One of Kentucky’s most unusual landmarks is a natural phenomenon embellished by humans. In the hills overlooking the southeastern Kentucky town of Pineville, on the edge of Pine Mountain State Park, a boulder looks poised to break loose and roll into the buildings below. But a chain appears to keep it in place.
Chained Rock, as it is now known, looks like a loose boulder when viewed from below, but it’s actually part of the hillside.
“When the early settlers would come through, they would tell folks with them that the rock had a chain on the back of it,” says Pineville Mayor Scott Madon. “So that’s kind of the beginning of it, and that was back in the 1800s.”
The local legend lived on as the city was established. When passenger rail came through, travelers on layover would see the local curiosity and hear the fictional story of the chain that protected Pineville from destruction. But the legend remained entirely fiction until the Great Depression hit, and a group of local men with no work and plenty of time got an idea.
Using an abandoned steam shovel from a local mine, and the manpower of a growing group of locals who called themselves the Chained Rock Club, the chain went from myth to reality.
“Each one of the chain links were seven pounds each, so you can imagine that thing, at 110 feet long, would have been pretty heavy,” says Madon. “There’s no doubt that getting the chain up the mountain is remarkable, but to me the most remarkable thing is getting the chain stretched from one side to the other, and how those men drilled a four-foot hole into that rock with hammers and chisels to put in the stake to hold the chain.”
Nearly a century later, the chain remains and has become a tourist attraction. It’s visible from the town below, but visitors can also hike up to the rock where they’re rewarded with beautiful views of the mountainous landscape.
“Chained Rock is something that you remember. You don’t confuse it with anywhere else you’ve ever been,” says Keith Bowling, a park naturalist at Pine Mountain State Resort Park. “You don’t go to too many places that have this 110-foot chain draped across the rocks. It’s just kind of an oddity. When you go out to Chained Rock, the tourist trap might be what actually got you out there, but usually that’s not what brings you back. What brings you back is the amazing view.”

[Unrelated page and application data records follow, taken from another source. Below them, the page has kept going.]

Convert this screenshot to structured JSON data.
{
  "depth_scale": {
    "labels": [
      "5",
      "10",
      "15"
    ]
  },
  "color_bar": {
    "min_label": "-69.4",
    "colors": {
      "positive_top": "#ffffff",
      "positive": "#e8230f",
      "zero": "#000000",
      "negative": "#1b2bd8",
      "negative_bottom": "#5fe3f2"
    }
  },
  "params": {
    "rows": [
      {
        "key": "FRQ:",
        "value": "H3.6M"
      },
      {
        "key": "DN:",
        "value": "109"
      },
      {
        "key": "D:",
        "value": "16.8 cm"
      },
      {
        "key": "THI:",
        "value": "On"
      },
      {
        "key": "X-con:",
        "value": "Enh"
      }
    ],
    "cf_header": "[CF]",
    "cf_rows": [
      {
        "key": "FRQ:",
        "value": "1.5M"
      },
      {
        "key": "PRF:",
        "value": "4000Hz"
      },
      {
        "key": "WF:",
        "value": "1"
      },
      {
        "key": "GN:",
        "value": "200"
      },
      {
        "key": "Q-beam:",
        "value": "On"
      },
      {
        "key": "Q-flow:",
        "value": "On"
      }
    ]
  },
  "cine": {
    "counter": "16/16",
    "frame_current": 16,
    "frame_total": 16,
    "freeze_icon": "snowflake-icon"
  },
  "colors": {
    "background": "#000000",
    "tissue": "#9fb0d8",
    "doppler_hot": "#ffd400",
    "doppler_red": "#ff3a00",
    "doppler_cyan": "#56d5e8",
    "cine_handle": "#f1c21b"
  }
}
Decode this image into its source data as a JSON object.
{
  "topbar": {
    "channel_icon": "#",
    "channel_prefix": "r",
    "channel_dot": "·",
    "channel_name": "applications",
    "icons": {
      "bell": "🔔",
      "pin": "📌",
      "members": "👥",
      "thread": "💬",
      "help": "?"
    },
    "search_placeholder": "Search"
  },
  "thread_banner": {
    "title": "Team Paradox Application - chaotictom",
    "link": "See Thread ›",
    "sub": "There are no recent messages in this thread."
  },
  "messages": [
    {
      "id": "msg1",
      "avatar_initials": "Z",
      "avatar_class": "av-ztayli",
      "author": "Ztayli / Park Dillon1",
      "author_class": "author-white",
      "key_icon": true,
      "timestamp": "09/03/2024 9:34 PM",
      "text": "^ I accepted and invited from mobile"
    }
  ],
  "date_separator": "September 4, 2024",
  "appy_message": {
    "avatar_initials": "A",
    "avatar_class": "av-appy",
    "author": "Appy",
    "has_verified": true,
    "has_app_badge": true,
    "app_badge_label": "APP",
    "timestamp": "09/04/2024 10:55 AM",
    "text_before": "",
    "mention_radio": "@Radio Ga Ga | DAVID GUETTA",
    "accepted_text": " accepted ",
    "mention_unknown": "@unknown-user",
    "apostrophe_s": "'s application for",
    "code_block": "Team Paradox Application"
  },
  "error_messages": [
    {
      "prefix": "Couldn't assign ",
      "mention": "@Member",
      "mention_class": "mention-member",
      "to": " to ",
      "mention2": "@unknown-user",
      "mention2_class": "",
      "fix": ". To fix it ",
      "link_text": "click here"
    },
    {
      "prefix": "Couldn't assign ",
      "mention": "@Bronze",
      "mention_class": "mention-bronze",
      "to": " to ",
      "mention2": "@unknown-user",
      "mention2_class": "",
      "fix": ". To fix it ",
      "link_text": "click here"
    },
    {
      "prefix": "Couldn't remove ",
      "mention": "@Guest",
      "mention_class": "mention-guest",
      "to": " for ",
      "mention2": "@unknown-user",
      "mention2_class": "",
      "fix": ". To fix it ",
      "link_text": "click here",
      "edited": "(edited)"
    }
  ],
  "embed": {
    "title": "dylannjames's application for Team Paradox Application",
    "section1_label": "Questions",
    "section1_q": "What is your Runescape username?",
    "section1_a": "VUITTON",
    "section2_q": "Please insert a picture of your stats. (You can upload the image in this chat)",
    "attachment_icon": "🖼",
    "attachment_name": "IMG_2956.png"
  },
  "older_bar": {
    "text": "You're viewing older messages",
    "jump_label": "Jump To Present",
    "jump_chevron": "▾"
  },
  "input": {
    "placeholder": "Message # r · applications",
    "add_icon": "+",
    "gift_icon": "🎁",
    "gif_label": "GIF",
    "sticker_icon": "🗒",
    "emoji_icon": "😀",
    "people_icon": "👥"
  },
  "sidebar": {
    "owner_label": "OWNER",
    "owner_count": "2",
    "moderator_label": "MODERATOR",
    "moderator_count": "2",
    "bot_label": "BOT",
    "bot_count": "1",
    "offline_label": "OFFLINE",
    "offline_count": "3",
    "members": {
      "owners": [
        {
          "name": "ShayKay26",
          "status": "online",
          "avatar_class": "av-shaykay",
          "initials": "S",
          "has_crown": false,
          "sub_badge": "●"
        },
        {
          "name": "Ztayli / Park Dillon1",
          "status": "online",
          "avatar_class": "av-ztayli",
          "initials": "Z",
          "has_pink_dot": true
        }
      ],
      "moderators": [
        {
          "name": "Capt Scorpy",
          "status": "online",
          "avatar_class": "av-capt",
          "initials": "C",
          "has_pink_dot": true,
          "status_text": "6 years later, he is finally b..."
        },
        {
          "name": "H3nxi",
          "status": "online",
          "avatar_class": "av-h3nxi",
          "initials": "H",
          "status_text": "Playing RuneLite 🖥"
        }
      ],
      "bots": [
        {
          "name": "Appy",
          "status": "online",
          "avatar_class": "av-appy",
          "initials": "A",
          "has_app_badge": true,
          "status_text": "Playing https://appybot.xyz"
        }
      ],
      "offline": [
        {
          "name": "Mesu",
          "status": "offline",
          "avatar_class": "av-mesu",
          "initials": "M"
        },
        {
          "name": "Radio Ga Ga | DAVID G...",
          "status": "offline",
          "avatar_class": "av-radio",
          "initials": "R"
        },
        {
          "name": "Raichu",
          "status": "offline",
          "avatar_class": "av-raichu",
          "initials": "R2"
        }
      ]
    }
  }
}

This segment is part of Kentucky Life #2523, which originally aired on August 15, 2020. Watch the full episode.